|Schillinger, William - WASHINGTON STATE UNIV|
|Young, Douglas - WASHINGTON STATE UNIV|
Submitted to: Agriculture, Ecosystems and Environment
Publication Type: Peer Reviewed Journal
Publication Acceptance Date: October 15, 2006
Publication Date: February 15, 2007
Repository URL: http://hdl.handle.net/10113/10818
Citation: Schillinger, W.F., Kennedy, A.C., Young, D.L. Eight Years of annual No-Till Cropping in Washington's Winter Wheat - Summer Fallow Region. Agriculture, Ecosystems and Environment. 120: 345-358. 2007. Interpretive Summary: Blowing dust from excessively tilled soil is a major environmental concern in the winter wheat – summer fallow region of the Inland Pacific Northwest, USA. Conservation-till and no-till farming methods have become increasingly popular with farmers in many areas of the world, but adoption of such practices in the low-precipitation dryland zone in the Pacific Northwest has been slow. We evaluated the agronomic and economic feasibility of long-term no-till annual crop production in a typical winter wheat – summer fallow production region. All crops were susceptible to the disease, rhizoctonia, but the disease was reduced, and grain yield increased, when wheat was grown in rotation with barley. Weed seed remained dormant for 6 years and longer. Soil organic carbon increased with no-till during the 8 years to approach that found in undisturbed native soil. Annual no-till crop rotations experienced lower average profitability and greater income variability compared to winter wheat – summer fallow. We found that continuous annual cropping using no-till provided protection against wind erosion and increased soil quality, but the practice involves high economic risk compared to winter wheat – summer fallow in this dry region.
Technical Abstract: Blowing dust from excessively tilled soil is a major environmental concern in the 1.5 million ha winter wheat (Triticum aestivum L.) – summer fallow (WW-SF) region of the Inland Pacific Northwest, USA, where only one crop is produced every other year. An 8-year experiment was conducted to evaluate continuous annual (i.e., no summer fallow) cropping systems using no-till as an alternative to tillage-intensive WW-SF. Soft white and hard white classes of winter and spring wheat, spring barley (Hordeum vulgare L.), yellow mustard (Brassica hirta Moench), and safflower (Carthamus tinctorius L.) were grown in various rotation combinations. Average annual precipitation is 301 mm at the site near Ritzville, WA. Precipitation was less than average in 7 out of 8 years. Rhizoctonia bare patch caused by Rhizoctonia solani AG-8 appeared in year 3 and continued through year 8 in all no-till plots. All crops were susceptible to rhizoctonia, but bare patch area in wheat was reduced, and grain yield increased, when wheat was grown in rotation with barley every other year. Remnant downy brome (Bromus tectorum L.) weed seed remained dormant for 6 years and longer to heavily infest recrop winter wheat.

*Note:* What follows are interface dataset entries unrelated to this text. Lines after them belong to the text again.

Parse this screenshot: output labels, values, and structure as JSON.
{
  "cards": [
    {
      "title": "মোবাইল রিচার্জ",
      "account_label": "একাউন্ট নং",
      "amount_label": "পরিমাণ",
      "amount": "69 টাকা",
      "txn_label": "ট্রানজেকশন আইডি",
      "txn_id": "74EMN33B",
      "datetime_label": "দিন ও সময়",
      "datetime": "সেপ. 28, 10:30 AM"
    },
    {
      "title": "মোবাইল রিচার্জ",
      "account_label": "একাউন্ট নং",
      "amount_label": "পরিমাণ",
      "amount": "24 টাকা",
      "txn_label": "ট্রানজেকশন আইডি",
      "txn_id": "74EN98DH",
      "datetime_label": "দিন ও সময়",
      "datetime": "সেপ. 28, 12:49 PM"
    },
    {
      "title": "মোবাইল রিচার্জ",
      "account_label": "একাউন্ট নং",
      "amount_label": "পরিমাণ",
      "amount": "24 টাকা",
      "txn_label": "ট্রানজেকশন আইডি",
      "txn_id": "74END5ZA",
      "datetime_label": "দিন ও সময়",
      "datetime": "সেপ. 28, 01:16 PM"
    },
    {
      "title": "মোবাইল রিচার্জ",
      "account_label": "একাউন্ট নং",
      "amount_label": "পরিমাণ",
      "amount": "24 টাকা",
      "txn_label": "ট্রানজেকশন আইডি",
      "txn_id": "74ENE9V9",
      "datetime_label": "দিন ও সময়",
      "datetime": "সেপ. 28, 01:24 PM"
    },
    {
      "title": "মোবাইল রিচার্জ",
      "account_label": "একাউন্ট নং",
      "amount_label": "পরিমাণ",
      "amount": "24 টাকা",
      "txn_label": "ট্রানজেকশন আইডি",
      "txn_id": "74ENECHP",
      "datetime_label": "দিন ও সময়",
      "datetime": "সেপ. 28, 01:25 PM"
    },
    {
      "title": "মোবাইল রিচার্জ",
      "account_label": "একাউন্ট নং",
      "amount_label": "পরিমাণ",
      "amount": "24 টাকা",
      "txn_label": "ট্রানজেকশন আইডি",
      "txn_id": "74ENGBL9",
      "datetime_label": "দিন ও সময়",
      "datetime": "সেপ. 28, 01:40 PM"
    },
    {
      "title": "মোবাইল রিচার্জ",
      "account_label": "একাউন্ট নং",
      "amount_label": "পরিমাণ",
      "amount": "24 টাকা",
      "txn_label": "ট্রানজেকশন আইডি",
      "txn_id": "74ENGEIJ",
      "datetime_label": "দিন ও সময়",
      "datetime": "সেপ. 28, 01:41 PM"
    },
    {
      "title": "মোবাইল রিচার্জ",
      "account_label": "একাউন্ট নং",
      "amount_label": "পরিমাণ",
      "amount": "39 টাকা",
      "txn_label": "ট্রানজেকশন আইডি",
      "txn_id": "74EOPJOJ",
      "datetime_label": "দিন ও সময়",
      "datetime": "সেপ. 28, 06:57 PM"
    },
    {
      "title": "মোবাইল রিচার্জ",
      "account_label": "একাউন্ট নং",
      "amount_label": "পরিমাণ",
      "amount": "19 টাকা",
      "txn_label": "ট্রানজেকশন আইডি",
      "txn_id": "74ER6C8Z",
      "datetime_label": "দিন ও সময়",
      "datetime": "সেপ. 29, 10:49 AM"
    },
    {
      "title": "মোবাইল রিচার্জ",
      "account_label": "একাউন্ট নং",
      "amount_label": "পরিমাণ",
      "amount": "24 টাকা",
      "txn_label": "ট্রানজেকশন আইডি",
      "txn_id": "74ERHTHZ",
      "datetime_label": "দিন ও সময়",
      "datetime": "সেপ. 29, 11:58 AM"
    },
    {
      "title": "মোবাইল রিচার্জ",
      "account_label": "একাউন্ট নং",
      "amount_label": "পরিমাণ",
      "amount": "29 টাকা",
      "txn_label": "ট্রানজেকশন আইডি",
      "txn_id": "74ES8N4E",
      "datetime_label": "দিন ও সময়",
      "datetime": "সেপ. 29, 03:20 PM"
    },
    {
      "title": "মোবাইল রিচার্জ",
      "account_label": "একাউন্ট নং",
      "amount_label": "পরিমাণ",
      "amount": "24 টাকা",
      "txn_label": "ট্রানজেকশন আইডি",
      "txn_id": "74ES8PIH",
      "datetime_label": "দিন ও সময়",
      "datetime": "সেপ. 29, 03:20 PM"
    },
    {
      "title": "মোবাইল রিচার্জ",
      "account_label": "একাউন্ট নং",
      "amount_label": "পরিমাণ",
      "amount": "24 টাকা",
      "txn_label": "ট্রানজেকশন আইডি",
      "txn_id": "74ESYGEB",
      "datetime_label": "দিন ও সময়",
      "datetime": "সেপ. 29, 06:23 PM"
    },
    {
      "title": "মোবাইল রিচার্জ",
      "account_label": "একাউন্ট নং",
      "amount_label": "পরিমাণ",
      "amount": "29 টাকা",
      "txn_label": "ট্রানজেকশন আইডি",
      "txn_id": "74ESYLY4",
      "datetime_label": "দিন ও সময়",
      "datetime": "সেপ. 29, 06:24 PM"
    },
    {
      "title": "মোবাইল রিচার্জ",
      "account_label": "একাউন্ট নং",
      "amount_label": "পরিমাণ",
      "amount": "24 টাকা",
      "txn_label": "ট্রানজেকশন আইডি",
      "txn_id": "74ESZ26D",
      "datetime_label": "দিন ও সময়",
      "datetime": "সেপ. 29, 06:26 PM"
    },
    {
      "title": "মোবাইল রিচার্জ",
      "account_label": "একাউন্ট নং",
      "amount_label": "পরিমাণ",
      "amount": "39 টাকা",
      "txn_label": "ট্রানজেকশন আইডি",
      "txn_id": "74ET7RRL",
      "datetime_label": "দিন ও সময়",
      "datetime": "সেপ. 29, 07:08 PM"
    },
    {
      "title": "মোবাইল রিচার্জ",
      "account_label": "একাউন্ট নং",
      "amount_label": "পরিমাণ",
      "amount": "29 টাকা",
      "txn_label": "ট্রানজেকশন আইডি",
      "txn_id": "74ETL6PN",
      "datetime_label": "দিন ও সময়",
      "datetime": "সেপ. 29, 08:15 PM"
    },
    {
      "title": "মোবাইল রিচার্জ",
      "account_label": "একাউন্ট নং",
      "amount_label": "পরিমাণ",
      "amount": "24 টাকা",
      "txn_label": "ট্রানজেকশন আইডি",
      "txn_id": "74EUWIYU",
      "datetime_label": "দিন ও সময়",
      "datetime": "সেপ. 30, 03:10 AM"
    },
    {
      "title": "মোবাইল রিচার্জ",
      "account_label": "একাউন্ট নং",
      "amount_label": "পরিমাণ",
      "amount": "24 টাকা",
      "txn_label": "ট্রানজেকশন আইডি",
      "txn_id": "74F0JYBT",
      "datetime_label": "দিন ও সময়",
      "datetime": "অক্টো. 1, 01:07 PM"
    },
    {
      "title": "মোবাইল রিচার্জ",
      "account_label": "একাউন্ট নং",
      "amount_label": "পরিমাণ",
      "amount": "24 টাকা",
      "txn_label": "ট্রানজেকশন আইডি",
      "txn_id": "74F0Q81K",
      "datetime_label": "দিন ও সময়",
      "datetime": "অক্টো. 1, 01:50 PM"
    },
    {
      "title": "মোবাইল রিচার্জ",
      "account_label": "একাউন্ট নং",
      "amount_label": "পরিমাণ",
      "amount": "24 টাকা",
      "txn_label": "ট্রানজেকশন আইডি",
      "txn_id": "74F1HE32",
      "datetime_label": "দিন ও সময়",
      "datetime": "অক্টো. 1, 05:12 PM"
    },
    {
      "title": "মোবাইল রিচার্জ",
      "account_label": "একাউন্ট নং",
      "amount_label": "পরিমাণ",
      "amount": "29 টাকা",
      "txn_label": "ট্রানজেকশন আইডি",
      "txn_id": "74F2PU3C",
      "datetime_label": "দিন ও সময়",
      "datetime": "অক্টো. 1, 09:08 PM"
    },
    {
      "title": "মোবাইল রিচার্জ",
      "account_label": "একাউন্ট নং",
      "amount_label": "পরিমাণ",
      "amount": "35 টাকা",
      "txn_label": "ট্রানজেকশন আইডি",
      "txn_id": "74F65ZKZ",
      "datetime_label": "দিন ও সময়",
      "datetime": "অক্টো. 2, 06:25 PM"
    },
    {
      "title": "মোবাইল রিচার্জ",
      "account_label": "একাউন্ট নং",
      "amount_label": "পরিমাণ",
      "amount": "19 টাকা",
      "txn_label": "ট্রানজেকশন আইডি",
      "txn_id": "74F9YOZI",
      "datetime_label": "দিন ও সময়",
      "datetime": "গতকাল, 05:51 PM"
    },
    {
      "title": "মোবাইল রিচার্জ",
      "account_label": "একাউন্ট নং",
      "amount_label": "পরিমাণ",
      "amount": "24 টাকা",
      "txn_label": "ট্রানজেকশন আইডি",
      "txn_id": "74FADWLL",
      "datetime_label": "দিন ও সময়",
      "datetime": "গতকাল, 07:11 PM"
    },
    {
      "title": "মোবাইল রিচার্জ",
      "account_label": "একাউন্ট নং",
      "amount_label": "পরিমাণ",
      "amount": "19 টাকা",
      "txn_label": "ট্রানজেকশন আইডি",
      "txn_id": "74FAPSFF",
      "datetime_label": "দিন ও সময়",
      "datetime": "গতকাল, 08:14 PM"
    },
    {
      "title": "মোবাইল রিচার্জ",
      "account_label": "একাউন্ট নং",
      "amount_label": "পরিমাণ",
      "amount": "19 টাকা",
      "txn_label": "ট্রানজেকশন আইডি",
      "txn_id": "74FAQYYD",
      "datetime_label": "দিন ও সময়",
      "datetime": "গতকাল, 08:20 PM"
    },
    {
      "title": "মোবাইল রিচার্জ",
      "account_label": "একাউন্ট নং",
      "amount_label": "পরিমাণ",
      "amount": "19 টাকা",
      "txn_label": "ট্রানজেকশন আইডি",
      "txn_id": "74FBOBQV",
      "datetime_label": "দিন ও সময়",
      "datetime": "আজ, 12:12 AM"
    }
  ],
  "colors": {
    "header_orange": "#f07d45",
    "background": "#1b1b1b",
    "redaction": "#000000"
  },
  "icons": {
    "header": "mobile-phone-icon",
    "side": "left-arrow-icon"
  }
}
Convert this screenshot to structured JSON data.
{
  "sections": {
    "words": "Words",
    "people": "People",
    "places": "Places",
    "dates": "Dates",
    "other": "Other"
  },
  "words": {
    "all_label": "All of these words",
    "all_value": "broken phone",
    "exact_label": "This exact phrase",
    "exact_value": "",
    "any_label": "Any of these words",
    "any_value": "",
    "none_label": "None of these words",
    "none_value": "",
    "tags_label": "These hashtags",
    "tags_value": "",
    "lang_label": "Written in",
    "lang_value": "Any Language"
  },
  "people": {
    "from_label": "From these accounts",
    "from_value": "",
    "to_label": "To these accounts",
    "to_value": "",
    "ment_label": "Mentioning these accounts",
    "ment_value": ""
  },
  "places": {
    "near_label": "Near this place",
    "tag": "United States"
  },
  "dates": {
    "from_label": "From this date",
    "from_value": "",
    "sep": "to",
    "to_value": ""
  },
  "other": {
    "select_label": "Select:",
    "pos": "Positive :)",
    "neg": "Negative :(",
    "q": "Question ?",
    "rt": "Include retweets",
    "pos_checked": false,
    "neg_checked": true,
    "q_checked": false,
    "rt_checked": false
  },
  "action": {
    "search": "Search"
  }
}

There were few quantifiable changes in soil quality due to crop rotation, but soil organic carbon (SOC) increased with no-till during the 8 years to approach that found in undisturbed native soil. Annual no-till crop rotations experienced lower average profitability and greater income variability compared to WW-SF. Annual cropping was generally economically viable when grain yield was 65% of that for WW-SF, which occurred in higher precipitation years. Yellow mustard and safflower were not economically viable. Continuous annual cropping using no-till provides excellent protection against wind erosion and shows potential to increase soil quality, but the practice involves high economic risk compared to WW-SF in this dry region.